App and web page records
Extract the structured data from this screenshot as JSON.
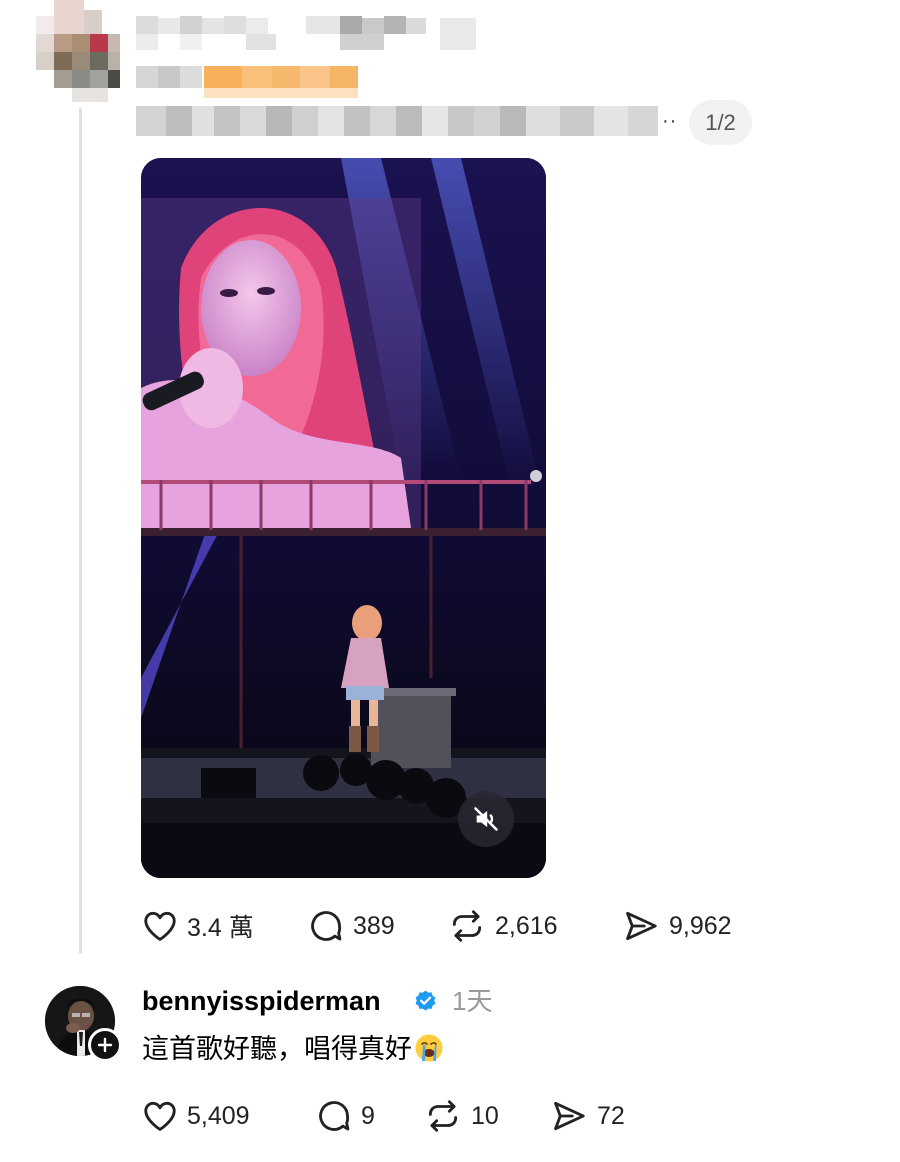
{
  "post": {
    "pager": "1/2",
    "more_glyph": "··",
    "stats": {
      "likes": "3.4 萬",
      "comments": "389",
      "reposts": "2,616",
      "shares": "9,962"
    }
  },
  "reply": {
    "username": "bennyisspiderman",
    "time": "1天",
    "text": "這首歌好聽，唱得真好",
    "stats": {
      "likes": "5,409",
      "comments": "9",
      "reposts": "10",
      "shares": "72"
    }
  },
  "icons": {
    "like": "heart-icon",
    "comment": "comment-bubble-icon",
    "repost": "repost-icon",
    "share": "send-icon",
    "mute": "muted-speaker-icon",
    "verified": "verified-badge-icon",
    "follow": "plus-icon"
  },
  "colors": {
    "verified": "#1d9bf0",
    "pixelated_accent": "#f7b15b",
    "thread_line": "#e1e1e1",
    "muted_text": "#999999"
  }
}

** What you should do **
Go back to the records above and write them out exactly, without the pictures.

** Response area **
Extract the structured data from this screenshot as JSON.
{
  "post": {
    "pager": "1/2",
    "more_glyph": "··",
    "stats": {
      "likes": "3.4 萬",
      "comments": "389",
      "reposts": "2,616",
      "shares": "9,962"
    }
  },
  "reply": {
    "username": "bennyisspiderman",
    "time": "1天",
    "text": "這首歌好聽，唱得真好",
    "stats": {
      "likes": "5,409",
      "comments": "9",
      "reposts": "10",
      "shares": "72"
    }
  },
  "icons": {
    "like": "heart-icon",
    "comment": "comment-bubble-icon",
    "repost": "repost-icon",
    "share": "send-icon",
    "mute": "muted-speaker-icon",
    "verified": "verified-badge-icon",
    "follow": "plus-icon"
  },
  "colors": {
    "verified": "#1d9bf0",
    "pixelated_accent": "#f7b15b",
    "thread_line": "#e1e1e1",
    "muted_text": "#999999"
  }
}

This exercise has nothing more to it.